Task goal. Make an exact copy of the entries that come next.

Source material.
—————
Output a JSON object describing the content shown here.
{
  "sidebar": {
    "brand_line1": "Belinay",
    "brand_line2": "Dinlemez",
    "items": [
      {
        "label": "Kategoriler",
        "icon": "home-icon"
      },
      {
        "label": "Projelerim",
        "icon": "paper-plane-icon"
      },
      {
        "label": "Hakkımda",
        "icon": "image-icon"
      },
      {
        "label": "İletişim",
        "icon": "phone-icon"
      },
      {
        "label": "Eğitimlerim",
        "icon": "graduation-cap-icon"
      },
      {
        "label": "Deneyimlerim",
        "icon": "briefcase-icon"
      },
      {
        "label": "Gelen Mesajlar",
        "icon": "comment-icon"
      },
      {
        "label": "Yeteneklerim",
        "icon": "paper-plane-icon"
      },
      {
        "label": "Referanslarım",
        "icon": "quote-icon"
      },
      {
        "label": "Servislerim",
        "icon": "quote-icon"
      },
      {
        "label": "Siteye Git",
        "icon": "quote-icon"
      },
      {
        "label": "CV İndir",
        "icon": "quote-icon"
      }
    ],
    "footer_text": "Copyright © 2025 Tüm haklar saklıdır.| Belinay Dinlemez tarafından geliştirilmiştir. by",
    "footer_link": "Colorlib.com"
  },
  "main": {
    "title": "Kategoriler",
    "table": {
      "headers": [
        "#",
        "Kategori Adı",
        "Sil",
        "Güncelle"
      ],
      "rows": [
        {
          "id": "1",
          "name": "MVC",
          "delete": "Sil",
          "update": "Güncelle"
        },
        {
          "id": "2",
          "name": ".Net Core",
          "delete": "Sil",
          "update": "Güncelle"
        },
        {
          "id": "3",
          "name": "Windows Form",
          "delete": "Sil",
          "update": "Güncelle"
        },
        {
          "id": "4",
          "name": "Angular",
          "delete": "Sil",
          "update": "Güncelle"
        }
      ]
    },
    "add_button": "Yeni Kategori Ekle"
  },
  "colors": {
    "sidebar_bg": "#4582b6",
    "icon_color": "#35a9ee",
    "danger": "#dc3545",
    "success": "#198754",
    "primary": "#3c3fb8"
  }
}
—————
Response.
Output a JSON object describing the content shown here.
{
  "sidebar": {
    "brand_line1": "Belinay",
    "brand_line2": "Dinlemez",
    "items": [
      {
        "label": "Kategoriler",
        "icon": "home-icon"
      },
      {
        "label": "Projelerim",
        "icon": "paper-plane-icon"
      },
      {
        "label": "Hakkımda",
        "icon": "image-icon"
      },
      {
        "label": "İletişim",
        "icon": "phone-icon"
      },
      {
        "label": "Eğitimlerim",
        "icon": "graduation-cap-icon"
      },
      {
        "label": "Deneyimlerim",
        "icon": "briefcase-icon"
      },
      {
        "label": "Gelen Mesajlar",
        "icon": "comment-icon"
      },
      {
        "label": "Yeteneklerim",
        "icon": "paper-plane-icon"
      },
      {
        "label": "Referanslarım",
        "icon": "quote-icon"
      },
      {
        "label": "Servislerim",
        "icon": "quote-icon"
      },
      {
        "label": "Siteye Git",
        "icon": "quote-icon"
      },
      {
        "label": "CV İndir",
        "icon": "quote-icon"
      }
    ],
    "footer_text": "Copyright © 2025 Tüm haklar saklıdır.| Belinay Dinlemez tarafından geliştirilmiştir. by",
    "footer_link": "Colorlib.com"
  },
  "main": {
    "title": "Kategoriler",
    "table": {
      "headers": [
        "#",
        "Kategori Adı",
        "Sil",
        "Güncelle"
      ],
      "rows": [
        {
          "id": "1",
          "name": "MVC",
          "delete": "Sil",
          "update": "Güncelle"
        },
        {
          "id": "2",
          "name": ".Net Core",
          "delete": "Sil",
          "update": "Güncelle"
        },
        {
          "id": "3",
          "name": "Windows Form",
          "delete": "Sil",
          "update": "Güncelle"
        },
        {
          "id": "4",
          "name": "Angular",
          "delete": "Sil",
          "update": "Güncelle"
        }
      ]
    },
    "add_button": "Yeni Kategori Ekle"
  },
  "colors": {
    "sidebar_bg": "#4582b6",
    "icon_color": "#35a9ee",
    "danger": "#dc3545",
    "success": "#198754",
    "primary": "#3c3fb8"
  }
}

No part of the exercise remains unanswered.